I'd like the entries repeated exactly, pictures omitted.

· · · · ·

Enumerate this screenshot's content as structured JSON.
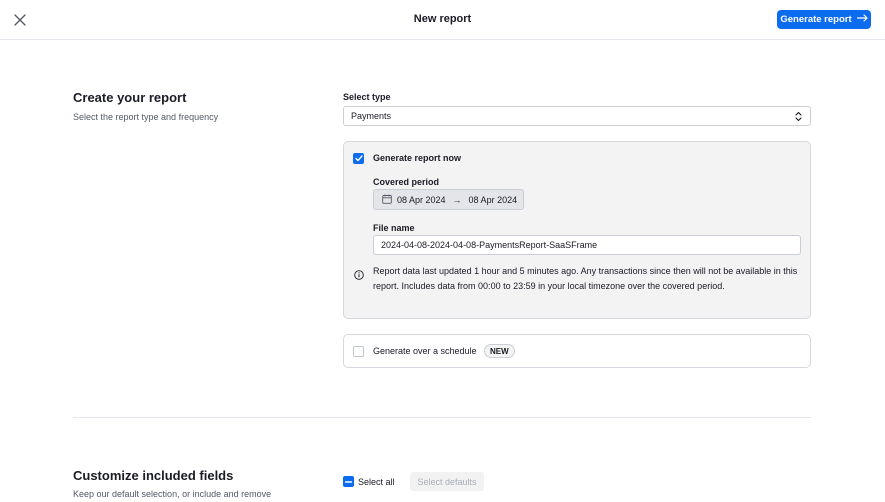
{
  "header": {
    "title": "New report",
    "close_icon": "close-icon",
    "primary_button": {
      "label": "Generate report",
      "icon": "arrow-right-icon"
    },
    "accent_color": "#0c6cf0"
  },
  "create_section": {
    "title": "Create your report",
    "subtitle": "Select the report type and frequency",
    "select_type": {
      "label": "Select type",
      "value": "Payments",
      "icon": "chevron-updown-icon"
    },
    "generate_now": {
      "checked": true,
      "label": "Generate report now",
      "covered_period": {
        "label": "Covered period",
        "icon": "calendar-icon",
        "start": "08 Apr 2024",
        "arrow": "→",
        "end": "08 Apr 2024"
      },
      "file_name": {
        "label": "File name",
        "value": "2024-04-08-2024-04-08-PaymentsReport-SaaSFrame"
      },
      "info": {
        "icon": "info-icon",
        "text": "Report data last updated 1 hour and 5 minutes ago. Any transactions since then will not be available in this report. Includes data from 00:00 to 23:59 in your local timezone over the covered period."
      }
    },
    "schedule": {
      "checked": false,
      "label": "Generate over a schedule",
      "badge": "NEW"
    }
  },
  "fields_section": {
    "title": "Customize included fields",
    "subtitle": "Keep our default selection, or include and remove",
    "select_all_label": "Select all",
    "select_defaults_label": "Select defaults"
  }
}
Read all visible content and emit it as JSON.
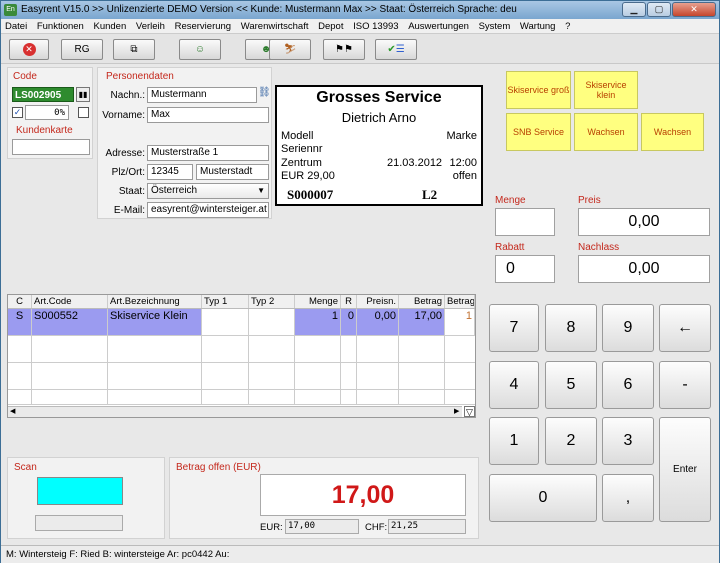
{
  "titlebar": {
    "title": "Easyrent V15.0 >> Unlizenzierte DEMO Version <<   Kunde: Mustermann Max   >> Staat: Österreich Sprache: deu"
  },
  "menu": [
    "Datei",
    "Funktionen",
    "Kunden",
    "Verleih",
    "Reservierung",
    "Warenwirtschaft",
    "Depot",
    "ISO 13993",
    "Auswertungen",
    "System",
    "Wartung",
    "?"
  ],
  "toolbar": {
    "rg_label": "RG"
  },
  "code": {
    "label": "Code",
    "value": "LS002905",
    "pct": "0%",
    "kundenkarte_label": "Kundenkarte"
  },
  "person": {
    "section": "Personendaten",
    "nachname_label": "Nachn.:",
    "nachname": "Mustermann",
    "vorname_label": "Vorname:",
    "vorname": "Max",
    "adresse_label": "Adresse:",
    "adresse": "Musterstraße 1",
    "plz_label": "Plz/Ort:",
    "plz": "12345",
    "ort": "Musterstadt",
    "staat_label": "Staat:",
    "staat": "Österreich",
    "email_label": "E-Mail:",
    "email": "easyrent@wintersteiger.at"
  },
  "ticket": {
    "title": "Grosses Service",
    "name": "Dietrich Arno",
    "modell": "Modell",
    "marke": "Marke",
    "seriennr": "Seriennr",
    "zentrum": "Zentrum",
    "date": "21.03.2012",
    "time": "12:00",
    "price": "EUR  29,00",
    "status": "offen",
    "number": "S000007",
    "code": "L2"
  },
  "service_buttons": [
    "Skiservice groß",
    "Skiservice klein",
    "SNB Service",
    "Wachsen",
    "Wachsen"
  ],
  "fields": {
    "menge_label": "Menge",
    "preis_label": "Preis",
    "preis": "0,00",
    "rabatt_label": "Rabatt",
    "rabatt": "0",
    "nachlass_label": "Nachlass",
    "nachlass": "0,00"
  },
  "table": {
    "columns": [
      "C",
      "Art.Code",
      "Art.Bezeichnung",
      "Typ 1",
      "Typ 2",
      "Menge",
      "R",
      "Preisn.",
      "Betrag",
      "Betrag"
    ],
    "rows": [
      [
        "S",
        "S000552",
        "Skiservice Klein",
        "",
        "",
        "1",
        "0",
        "0,00",
        "17,00",
        "1"
      ]
    ]
  },
  "keypad": {
    "keys": [
      "7",
      "8",
      "9",
      "←",
      "4",
      "5",
      "6",
      "-",
      "1",
      "2",
      "3",
      "0",
      ","
    ],
    "enter": "Enter"
  },
  "scan": {
    "label": "Scan"
  },
  "betrag": {
    "label": "Betrag offen (EUR)",
    "value": "17,00",
    "eur_label": "EUR:",
    "eur": "17,00",
    "chf_label": "CHF:",
    "chf": "21,25"
  },
  "status": "M: Wintersteig F: Ried B: wintersteige Ar: pc0442 Au:",
  "colors": {
    "code_bg": "#2e8b2e",
    "accent_red": "#c4281c",
    "selected_row": "#9b9bf0",
    "scan_bg": "#00ffff",
    "yellow": "#ffff80"
  }
}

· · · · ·

ANSWER TO THE EXERCISE
Enumerate this screenshot's content as structured JSON.
{
  "header": {
    "title": "New report",
    "close_icon": "close-icon",
    "primary_button": {
      "label": "Generate report",
      "icon": "arrow-right-icon"
    },
    "accent_color": "#0c6cf0"
  },
  "create_section": {
    "title": "Create your report",
    "subtitle": "Select the report type and frequency",
    "select_type": {
      "label": "Select type",
      "value": "Payments",
      "icon": "chevron-updown-icon"
    },
    "generate_now": {
      "checked": true,
      "label": "Generate report now",
      "covered_period": {
        "label": "Covered period",
        "icon": "calendar-icon",
        "start": "08 Apr 2024",
        "arrow": "→",
        "end": "08 Apr 2024"
      },
      "file_name": {
        "label": "File name",
        "value": "2024-04-08-2024-04-08-PaymentsReport-SaaSFrame"
      },
      "info": {
        "icon": "info-icon",
        "text": "Report data last updated 1 hour and 5 minutes ago. Any transactions since then will not be available in this report. Includes data from 00:00 to 23:59 in your local timezone over the covered period."
      }
    },
    "schedule": {
      "checked": false,
      "label": "Generate over a schedule",
      "badge": "NEW"
    }
  },
  "fields_section": {
    "title": "Customize included fields",
    "subtitle": "Keep our default selection, or include and remove",
    "select_all_label": "Select all",
    "select_defaults_label": "Select defaults"
  }
}
Read all visible content and emit it as JSON.
{
  "titlebar": {
    "title": "Easyrent V15.0 >> Unlizenzierte DEMO Version <<   Kunde: Mustermann Max   >> Staat: Österreich Sprache: deu"
  },
  "menu": [
    "Datei",
    "Funktionen",
    "Kunden",
    "Verleih",
    "Reservierung",
    "Warenwirtschaft",
    "Depot",
    "ISO 13993",
    "Auswertungen",
    "System",
    "Wartung",
    "?"
  ],
  "toolbar": {
    "rg_label": "RG"
  },
  "code": {
    "label": "Code",
    "value": "LS002905",
    "pct": "0%",
    "kundenkarte_label": "Kundenkarte"
  },
  "person": {
    "section": "Personendaten",
    "nachname_label": "Nachn.:",
    "nachname": "Mustermann",
    "vorname_label": "Vorname:",
    "vorname": "Max",
    "adresse_label": "Adresse:",
    "adresse": "Musterstraße 1",
    "plz_label": "Plz/Ort:",
    "plz": "12345",
    "ort": "Musterstadt",
    "staat_label": "Staat:",
    "staat": "Österreich",
    "email_label": "E-Mail:",
    "email": "easyrent@wintersteiger.at"
  },
  "ticket": {
    "title": "Grosses Service",
    "name": "Dietrich Arno",
    "modell": "Modell",
    "marke": "Marke",
    "seriennr": "Seriennr",
    "zentrum": "Zentrum",
    "date": "21.03.2012",
    "time": "12:00",
    "price": "EUR  29,00",
    "status": "offen",
    "number": "S000007",
    "code": "L2"
  },
  "service_buttons": [
    "Skiservice groß",
    "Skiservice klein",
    "SNB Service",
    "Wachsen",
    "Wachsen"
  ],
  "fields": {
    "menge_label": "Menge",
    "preis_label": "Preis",
    "preis": "0,00",
    "rabatt_label": "Rabatt",
    "rabatt": "0",
    "nachlass_label": "Nachlass",
    "nachlass": "0,00"
  },
  "table": {
    "columns": [
      "C",
      "Art.Code",
      "Art.Bezeichnung",
      "Typ 1",
      "Typ 2",
      "Menge",
      "R",
      "Preisn.",
      "Betrag",
      "Betrag"
    ],
    "rows": [
      [
        "S",
        "S000552",
        "Skiservice Klein",
        "",
        "",
        "1",
        "0",
        "0,00",
        "17,00",
        "1"
      ]
    ]
  },
  "keypad": {
    "keys": [
      "7",
      "8",
      "9",
      "←",
      "4",
      "5",
      "6",
      "-",
      "1",
      "2",
      "3",
      "0",
      ","
    ],
    "enter": "Enter"
  },
  "scan": {
    "label": "Scan"
  },
  "betrag": {
    "label": "Betrag offen (EUR)",
    "value": "17,00",
    "eur_label": "EUR:",
    "eur": "17,00",
    "chf_label": "CHF:",
    "chf": "21,25"
  },
  "status": "M: Wintersteig F: Ried B: wintersteige Ar: pc0442 Au:",
  "colors": {
    "code_bg": "#2e8b2e",
    "accent_red": "#c4281c",
    "selected_row": "#9b9bf0",
    "scan_bg": "#00ffff",
    "yellow": "#ffff80"
  }
}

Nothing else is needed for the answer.